The snow dusted garden was visited by a pack of robins as I made my breakfast this morning. They bobbed across the table leaving a trail of tiny footprints, and then had a comical interlude on the frozen bird-bath, before flying away into the next garden. Their playful exploits were backed by a gorgeous winter morning sky slowly transitioning from pastel reds and yellows, to a vibrant turquoise.
And the beauty of the weather soon lost its charm. Yesterday I had the pleasure of keeping warm, while simply admiring the snow, but today I had the daunting experience of actually being out in it. When I say snow, I do not mean the nice white powder your feet sort of sink into a little bit, I mean ice. Ice with a little bit of give. At half-eleven this morning I had to brave the cold to walk to work. By that time, the vestige of snow had been trampled to oblivion, coating the roads and streets with a layer of white-ice. Walking took on an odd turn. I found myself doing a weird motion where I lifted my legs higher than usual, and placed them down more slowly, to avoid slipping and sliding on the un-gritted pathways. The trouble with Plymouth in this kind of weather is one that has been around since the dawn of time; it’s not flat; we have a lot of hills.
On the way to and from work I encounter three hills, two of which are very steep. Granted on the way they weren’t actually too bad, because the perilous areas were visible, and a nice pathway had been carved by those who had walked them earlier in the day. I nearly slid twice, but nothing more. Walking back however, was a little more tricky, because the aforementioned evident ice took to the cover of darkness, and became ninja-ice. Where the snow had melted, liquidised and frozen again were patches of dark frost viewable only at close distance, and deceptive underfoot. A woman who had taken to the roads, much less effected than the crevice ridden pathways, in hopes of escaping the worse of the snow. Unfortunately, the waiting ninja-ice took away her footing and she ended up on her back. Fear not hypothetical audience, she was unharmed.
At the bottom of the second hill a natural dip occurs in the landscaping. The water from the melted sleet gathered in this dent during the day, and froze again as the air became cooler leaving a steep slope covered in a thick layer of ice. This area is a split between a pedestrian pathway and a bike lane, and so there are fortunately railings to grip as you head up the hill. Otherwise no one would get up the thing. It’s a hilly-hill of doom the rest of the way up, which is steep, and saw many a man without good footing sliding back down like penguins.
Thankfully, the worst and longest of the hills had been treated with grit, devastating to evil plans of the ninja-ice.
This is the last weather related blog post you will have to endure. Tomorrow and the following two days I will have to venture out again, but I am pretty certain, especially if you live in the UK, you are simply fed up of hearing about the cold climate, because it’s literally everywhere. I suppose I just wanted to show what is beautiful can also be deadly. (No, I just wanted to moan about the ice in a productive format).
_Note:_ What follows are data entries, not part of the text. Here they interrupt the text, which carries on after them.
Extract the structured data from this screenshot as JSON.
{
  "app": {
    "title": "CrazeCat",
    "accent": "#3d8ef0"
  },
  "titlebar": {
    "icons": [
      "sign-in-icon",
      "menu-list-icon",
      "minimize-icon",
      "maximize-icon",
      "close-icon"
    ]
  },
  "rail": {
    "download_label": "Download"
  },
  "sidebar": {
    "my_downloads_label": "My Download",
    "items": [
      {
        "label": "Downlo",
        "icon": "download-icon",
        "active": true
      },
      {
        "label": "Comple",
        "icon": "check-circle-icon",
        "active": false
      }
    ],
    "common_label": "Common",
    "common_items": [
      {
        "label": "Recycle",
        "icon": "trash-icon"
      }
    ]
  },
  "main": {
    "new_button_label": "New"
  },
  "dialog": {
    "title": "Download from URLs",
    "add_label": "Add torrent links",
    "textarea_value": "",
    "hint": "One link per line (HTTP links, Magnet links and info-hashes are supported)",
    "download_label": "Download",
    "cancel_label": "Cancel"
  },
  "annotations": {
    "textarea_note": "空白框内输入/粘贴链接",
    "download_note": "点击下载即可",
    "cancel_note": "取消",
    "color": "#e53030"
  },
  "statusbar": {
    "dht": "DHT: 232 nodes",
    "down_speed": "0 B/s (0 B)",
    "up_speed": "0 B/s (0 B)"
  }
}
Working was a pleasant surprise, because the weather had kept most of the shoppers at bay on a day that would otherwise be one of the most hectic of the year. As the last weekend before the big-santa-comming-to-town extravaganza, we were expecting a much higher percentage of costumers stampeding to buy the latest and greatest, but really it was one of the quietest Saturdays for weeks. That does however, make the time go quite slowly, unless you find something to occupy your mind, which I did. I give you a Haiku on the topic of today’s post:
Frozen water on the ground
People fall like stones.
My next post will not contain the following words: ‘ice’, ‘snow’, ‘cold’ and ‘weather’. Promise.